The Russian Foreign Ministry has called the passage of a British warship in the Black Sea that was within earshot of fire from Russian guns “blatant provocation”.
UK Defence Minister Ben Wallace has since denied claims from the Russian ministry that Britain’s ambassador had been summoned over the incident.
“As I speak now, our ambassador has not been summoned,” Wallace told lawmakers.
“We are not surprised by it, we plan for it and we take all steps to make sure we are not escalatory or indeed provocative.
“However, we will not shy away from upholding international law and our rights on the sea.”
Wallace’s comments came after Russian ministry spokesperson Maria Zakharova told the media that Moscow would summon the British ambassador over the incident.
The Ministry of Defence earlier hit back at a claim by Russia’s Defence Ministry that a British destroyer faced warning shots fired by Russian forces.
The Russian Defence Ministry had said the Royal Navy’s Defender crossed what it defines as the Russian sea border just off the Crimean coast.
A border patrol ship opened warning fire according to Russian official sources, before a Russian military airplane “performed a warning bombing” in the vicinity of the Defender.
However, the UK Ministry of Defence has said that no warning shots were fired at HMS Defender.
“The Royal Navy ship is conducting innocent passage through Ukrainian territorial waters in accordance with international law.”
The warning shots came in the same week that a UK Government minister signed an agreement to bolster a defence partnership with Ukraine.
The Memorandum of Implementation was in fact signed on the deck of the Defender.
Russia has claimed the waters since its invasion of Crimea in 2014, a territory it has since occupied to international disgust.

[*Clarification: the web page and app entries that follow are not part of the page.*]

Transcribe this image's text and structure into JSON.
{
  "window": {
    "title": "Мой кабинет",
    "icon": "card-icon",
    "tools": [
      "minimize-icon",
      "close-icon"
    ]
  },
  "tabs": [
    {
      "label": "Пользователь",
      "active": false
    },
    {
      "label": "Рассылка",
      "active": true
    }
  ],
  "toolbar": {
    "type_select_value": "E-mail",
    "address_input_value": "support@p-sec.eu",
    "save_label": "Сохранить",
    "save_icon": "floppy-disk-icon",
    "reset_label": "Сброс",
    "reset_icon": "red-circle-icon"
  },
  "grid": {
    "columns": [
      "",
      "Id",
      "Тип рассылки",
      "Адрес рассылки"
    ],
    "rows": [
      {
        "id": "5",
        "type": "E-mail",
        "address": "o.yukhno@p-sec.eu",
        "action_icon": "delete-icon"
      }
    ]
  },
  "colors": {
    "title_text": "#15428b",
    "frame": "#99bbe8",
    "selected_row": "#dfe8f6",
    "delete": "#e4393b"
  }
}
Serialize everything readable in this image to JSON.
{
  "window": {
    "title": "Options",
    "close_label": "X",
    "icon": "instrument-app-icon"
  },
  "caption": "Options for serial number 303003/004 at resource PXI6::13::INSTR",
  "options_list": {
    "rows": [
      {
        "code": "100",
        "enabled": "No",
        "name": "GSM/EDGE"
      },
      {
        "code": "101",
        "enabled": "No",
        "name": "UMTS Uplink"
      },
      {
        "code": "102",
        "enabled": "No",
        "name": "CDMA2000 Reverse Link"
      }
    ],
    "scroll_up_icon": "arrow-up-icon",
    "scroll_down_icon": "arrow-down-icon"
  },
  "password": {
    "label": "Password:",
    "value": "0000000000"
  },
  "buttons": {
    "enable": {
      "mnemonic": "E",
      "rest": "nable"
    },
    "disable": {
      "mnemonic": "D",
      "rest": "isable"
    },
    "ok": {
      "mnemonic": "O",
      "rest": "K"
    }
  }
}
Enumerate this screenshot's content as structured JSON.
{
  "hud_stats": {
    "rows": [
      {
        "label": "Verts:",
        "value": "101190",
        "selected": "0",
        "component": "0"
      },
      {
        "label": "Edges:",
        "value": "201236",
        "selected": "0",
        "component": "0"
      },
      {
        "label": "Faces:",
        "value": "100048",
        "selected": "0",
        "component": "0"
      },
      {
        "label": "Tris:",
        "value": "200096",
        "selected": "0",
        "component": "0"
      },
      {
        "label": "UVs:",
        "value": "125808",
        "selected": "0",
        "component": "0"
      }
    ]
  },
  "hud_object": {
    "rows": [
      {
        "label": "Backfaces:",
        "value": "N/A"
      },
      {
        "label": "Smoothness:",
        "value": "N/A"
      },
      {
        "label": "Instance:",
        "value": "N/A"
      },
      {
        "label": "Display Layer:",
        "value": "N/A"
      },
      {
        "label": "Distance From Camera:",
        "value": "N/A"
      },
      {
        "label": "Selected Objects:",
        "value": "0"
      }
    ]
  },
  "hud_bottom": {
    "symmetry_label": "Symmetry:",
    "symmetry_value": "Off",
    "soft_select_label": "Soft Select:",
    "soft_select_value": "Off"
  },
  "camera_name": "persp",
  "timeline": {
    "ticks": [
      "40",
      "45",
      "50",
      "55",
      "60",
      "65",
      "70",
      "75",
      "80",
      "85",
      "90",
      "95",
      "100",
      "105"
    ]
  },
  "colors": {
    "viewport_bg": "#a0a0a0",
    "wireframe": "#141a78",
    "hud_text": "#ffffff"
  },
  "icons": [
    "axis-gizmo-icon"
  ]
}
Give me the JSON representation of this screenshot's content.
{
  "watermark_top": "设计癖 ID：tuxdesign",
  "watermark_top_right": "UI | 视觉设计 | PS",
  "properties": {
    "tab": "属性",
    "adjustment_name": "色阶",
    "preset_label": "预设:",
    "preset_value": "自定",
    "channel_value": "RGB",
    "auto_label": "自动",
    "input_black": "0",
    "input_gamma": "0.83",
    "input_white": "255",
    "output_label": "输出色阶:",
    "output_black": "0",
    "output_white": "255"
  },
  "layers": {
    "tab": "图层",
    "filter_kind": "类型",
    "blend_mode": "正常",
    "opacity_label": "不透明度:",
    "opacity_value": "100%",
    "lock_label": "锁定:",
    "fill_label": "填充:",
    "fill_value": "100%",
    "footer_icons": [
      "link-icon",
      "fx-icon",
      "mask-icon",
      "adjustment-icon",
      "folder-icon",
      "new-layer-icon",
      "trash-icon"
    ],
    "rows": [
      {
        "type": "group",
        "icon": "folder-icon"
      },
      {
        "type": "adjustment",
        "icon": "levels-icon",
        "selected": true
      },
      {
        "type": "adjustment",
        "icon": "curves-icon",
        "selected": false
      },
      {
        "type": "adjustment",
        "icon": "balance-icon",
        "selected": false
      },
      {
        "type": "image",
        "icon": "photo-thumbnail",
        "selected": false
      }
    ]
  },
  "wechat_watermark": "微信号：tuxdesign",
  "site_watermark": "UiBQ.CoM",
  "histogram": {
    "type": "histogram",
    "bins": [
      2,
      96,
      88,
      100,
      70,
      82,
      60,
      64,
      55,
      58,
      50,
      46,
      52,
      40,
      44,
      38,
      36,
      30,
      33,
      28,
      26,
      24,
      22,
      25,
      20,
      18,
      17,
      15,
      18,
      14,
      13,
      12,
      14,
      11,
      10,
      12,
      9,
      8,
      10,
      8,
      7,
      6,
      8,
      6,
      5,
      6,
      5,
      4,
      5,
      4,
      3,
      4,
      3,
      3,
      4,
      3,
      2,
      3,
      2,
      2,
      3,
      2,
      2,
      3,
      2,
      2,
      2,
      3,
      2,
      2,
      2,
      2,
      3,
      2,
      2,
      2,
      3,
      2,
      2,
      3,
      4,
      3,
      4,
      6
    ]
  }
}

The UK does not recognise Russia’s control of Crimea, considering it a part of Ukraine.